__Information supplied__

===

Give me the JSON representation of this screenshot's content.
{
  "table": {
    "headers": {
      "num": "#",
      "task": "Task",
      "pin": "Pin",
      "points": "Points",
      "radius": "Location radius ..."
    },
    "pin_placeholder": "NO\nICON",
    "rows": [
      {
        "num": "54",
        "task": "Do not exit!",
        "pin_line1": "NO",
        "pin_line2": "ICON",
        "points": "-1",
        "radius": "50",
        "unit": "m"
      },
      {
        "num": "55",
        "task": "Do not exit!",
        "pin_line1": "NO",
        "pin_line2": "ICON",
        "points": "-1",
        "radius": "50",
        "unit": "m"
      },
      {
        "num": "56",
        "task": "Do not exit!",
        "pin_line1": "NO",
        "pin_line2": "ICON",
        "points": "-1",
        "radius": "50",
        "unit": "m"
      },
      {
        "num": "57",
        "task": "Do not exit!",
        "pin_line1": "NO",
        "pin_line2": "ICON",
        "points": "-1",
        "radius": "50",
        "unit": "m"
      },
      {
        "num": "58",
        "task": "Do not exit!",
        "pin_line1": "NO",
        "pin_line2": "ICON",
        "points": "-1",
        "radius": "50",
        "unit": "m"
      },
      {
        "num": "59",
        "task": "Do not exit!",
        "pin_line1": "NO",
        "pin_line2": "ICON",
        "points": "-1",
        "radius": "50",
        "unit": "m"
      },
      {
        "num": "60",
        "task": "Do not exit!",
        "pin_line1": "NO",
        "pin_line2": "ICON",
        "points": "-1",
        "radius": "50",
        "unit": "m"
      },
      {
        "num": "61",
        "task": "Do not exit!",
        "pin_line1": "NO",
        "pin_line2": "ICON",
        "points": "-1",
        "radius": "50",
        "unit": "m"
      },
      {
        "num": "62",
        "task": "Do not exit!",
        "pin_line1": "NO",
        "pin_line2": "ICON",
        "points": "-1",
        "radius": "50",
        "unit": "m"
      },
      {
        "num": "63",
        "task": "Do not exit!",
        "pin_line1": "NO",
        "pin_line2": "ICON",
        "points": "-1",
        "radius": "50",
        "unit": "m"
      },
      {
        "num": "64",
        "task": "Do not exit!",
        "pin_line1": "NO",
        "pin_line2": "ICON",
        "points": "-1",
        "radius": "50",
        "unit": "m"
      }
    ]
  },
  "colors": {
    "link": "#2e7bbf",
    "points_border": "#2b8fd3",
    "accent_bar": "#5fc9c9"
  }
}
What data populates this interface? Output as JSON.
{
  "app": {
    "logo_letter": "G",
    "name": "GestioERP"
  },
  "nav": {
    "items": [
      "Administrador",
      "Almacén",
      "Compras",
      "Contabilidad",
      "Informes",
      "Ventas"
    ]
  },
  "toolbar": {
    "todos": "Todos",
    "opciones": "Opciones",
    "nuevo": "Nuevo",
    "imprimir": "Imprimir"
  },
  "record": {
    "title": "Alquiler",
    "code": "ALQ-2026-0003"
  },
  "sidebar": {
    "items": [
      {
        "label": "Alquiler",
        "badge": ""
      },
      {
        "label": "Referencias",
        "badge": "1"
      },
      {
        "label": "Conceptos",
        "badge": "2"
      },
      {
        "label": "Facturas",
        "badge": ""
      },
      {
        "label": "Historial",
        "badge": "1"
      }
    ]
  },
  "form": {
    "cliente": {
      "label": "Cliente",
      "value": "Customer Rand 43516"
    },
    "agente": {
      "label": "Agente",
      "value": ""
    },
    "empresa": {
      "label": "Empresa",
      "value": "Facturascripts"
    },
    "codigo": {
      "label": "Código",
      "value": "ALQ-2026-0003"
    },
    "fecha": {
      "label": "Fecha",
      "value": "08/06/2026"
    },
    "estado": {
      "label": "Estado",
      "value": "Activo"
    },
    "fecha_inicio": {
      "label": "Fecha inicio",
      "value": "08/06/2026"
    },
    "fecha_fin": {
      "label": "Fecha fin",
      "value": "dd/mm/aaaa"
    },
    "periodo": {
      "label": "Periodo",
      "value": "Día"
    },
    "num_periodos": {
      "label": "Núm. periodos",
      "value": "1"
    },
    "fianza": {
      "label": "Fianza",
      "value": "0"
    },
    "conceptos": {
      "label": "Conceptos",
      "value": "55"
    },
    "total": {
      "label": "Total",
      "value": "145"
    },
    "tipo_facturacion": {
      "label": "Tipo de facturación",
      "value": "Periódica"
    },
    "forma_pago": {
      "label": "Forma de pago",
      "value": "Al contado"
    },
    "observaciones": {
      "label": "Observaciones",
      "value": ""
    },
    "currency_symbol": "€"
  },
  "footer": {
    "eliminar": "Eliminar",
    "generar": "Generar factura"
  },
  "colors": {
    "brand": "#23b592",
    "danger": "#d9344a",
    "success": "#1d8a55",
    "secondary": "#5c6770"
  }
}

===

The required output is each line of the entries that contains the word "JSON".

Give me the JSON representation of this screenshot's content.
What data populates this interface? Output as JSON.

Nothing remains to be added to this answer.